"..can catalyze the industrially important water gas shift (WGS) reaction for hydrogen production at ambient temperatures using visible light irradiation." sounds important.

Can a chemist comment?


It sounds like this is similar to photo-dissociation of water, only using light to provide the much smaller amount of energy needed to extract hydrogen using carbon monoxide as the oxygen sink.


probably interesting chemistry, but I wonder if it's worth the effort.
By far most of the energy still comes from oxidizing carbon to CO2, and the infrastructure to collect enough solar light will probably be much to expensive and unreliable for the small gain in efficiency.
If one would invest the same effort and money in simply installing solar photovoltaic cells, the produced completely carbon-free electricity can be used to produced H2 from water.
I am quite confident the amount of H2 produced this way per invested euro will be much higher than by installing these photocatalists with combined CO-infrastructure.

Still, interesting chemistry, but H2 should be produced without carbon at all.


It seems at first rather like a waste of carbon monoxide, which can otherwise be hydrogenated to form hydrocarbon fuels using the Fischer-Tropsch reaction. The water gas shift consumes CO:

H2O + CO -> H2 + CO2

However, to create hydrocarbon fuels, the basic desired reaction is:

3 H2 + CO -> CH4 + H2O

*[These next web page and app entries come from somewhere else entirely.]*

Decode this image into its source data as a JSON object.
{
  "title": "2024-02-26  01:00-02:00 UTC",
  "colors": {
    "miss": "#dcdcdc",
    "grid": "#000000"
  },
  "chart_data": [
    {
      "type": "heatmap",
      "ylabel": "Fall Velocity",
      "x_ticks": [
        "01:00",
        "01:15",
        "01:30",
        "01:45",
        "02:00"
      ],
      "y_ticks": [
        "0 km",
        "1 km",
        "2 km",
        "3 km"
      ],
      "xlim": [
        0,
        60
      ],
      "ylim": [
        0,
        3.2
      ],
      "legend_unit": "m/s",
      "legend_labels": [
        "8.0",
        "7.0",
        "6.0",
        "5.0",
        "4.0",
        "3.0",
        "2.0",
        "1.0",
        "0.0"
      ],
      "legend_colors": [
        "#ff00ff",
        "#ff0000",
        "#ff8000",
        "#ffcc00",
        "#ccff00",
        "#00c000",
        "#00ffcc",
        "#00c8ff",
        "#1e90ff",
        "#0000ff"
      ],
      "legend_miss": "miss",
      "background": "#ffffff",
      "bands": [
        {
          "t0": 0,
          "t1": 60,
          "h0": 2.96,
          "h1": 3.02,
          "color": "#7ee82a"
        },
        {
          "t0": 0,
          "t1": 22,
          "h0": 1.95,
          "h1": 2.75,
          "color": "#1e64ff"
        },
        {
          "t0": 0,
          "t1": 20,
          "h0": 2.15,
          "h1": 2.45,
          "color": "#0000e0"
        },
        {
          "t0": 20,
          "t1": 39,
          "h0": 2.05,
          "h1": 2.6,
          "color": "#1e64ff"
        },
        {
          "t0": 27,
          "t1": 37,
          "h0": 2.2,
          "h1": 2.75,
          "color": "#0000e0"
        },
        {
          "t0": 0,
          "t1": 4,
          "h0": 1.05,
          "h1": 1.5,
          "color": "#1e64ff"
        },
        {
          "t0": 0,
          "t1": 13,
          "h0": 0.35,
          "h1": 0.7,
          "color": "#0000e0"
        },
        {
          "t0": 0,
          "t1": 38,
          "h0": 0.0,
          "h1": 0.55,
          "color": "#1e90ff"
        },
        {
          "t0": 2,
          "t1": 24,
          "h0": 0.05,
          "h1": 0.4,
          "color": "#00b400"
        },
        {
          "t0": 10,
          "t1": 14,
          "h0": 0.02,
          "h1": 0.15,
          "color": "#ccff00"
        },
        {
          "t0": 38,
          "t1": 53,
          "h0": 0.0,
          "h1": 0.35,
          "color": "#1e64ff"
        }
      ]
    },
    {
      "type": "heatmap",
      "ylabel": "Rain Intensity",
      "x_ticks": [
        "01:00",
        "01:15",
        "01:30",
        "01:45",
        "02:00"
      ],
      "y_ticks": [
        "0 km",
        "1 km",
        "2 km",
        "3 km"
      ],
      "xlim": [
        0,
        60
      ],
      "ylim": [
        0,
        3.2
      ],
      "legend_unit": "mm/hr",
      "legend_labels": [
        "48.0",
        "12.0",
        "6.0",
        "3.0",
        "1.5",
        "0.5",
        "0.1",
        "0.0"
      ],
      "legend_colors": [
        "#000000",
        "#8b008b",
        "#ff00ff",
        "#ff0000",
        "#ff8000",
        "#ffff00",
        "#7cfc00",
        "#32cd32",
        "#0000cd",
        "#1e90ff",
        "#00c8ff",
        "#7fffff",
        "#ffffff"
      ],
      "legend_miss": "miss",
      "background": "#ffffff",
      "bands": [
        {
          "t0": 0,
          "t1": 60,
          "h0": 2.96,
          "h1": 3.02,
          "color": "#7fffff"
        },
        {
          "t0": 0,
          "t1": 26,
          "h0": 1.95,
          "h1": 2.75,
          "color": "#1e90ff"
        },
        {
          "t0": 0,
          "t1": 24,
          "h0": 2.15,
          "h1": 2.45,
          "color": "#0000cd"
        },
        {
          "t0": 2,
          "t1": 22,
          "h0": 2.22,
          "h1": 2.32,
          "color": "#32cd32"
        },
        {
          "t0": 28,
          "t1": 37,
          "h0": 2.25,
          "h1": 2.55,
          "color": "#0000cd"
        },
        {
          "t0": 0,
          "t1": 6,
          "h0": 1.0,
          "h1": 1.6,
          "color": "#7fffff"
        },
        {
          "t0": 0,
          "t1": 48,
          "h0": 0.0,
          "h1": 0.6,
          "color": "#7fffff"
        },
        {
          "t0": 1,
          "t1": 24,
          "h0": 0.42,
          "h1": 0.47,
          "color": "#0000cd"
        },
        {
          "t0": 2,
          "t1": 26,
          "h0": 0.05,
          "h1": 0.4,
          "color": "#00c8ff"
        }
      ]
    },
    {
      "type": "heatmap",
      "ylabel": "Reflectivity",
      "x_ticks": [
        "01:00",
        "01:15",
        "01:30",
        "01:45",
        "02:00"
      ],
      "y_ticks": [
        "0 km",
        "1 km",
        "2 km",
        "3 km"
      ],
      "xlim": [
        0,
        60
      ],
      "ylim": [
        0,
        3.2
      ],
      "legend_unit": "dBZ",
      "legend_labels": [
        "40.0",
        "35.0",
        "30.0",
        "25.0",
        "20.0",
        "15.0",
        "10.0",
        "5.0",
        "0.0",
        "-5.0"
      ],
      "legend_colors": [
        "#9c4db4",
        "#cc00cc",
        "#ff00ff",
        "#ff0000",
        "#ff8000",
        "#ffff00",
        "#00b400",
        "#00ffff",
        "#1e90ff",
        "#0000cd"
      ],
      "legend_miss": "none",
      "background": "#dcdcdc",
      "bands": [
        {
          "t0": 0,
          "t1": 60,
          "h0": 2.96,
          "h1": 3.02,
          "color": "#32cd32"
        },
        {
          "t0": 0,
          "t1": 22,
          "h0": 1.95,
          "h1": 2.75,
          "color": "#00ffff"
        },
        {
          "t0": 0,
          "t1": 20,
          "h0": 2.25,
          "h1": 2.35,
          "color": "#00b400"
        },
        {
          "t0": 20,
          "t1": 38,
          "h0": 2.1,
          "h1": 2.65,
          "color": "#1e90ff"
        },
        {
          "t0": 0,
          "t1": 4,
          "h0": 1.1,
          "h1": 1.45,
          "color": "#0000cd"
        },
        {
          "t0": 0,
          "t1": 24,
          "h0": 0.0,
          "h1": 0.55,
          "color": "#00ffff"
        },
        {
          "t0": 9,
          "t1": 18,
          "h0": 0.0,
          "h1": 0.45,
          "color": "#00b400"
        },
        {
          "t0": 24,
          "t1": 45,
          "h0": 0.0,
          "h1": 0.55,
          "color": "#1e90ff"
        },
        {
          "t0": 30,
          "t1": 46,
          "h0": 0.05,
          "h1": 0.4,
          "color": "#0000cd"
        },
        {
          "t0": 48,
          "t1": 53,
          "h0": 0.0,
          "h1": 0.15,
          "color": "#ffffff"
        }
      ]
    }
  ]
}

Further iterations lead to longer-chain hydrocarbons (gasoline, etc.). So it seems the ideal setup would have two feed-ins: H2 from water and CO from atmospheric (or aqueous) carbon dioxide, with renewable energy being used at all stages to drive the reaction forward. Aka 'artificial photosynthesis.'

(H2 is much harder to store and transport than hydrocarbon fuels like natural gas, gasoline and diesel.)

The comments to this entry are closed.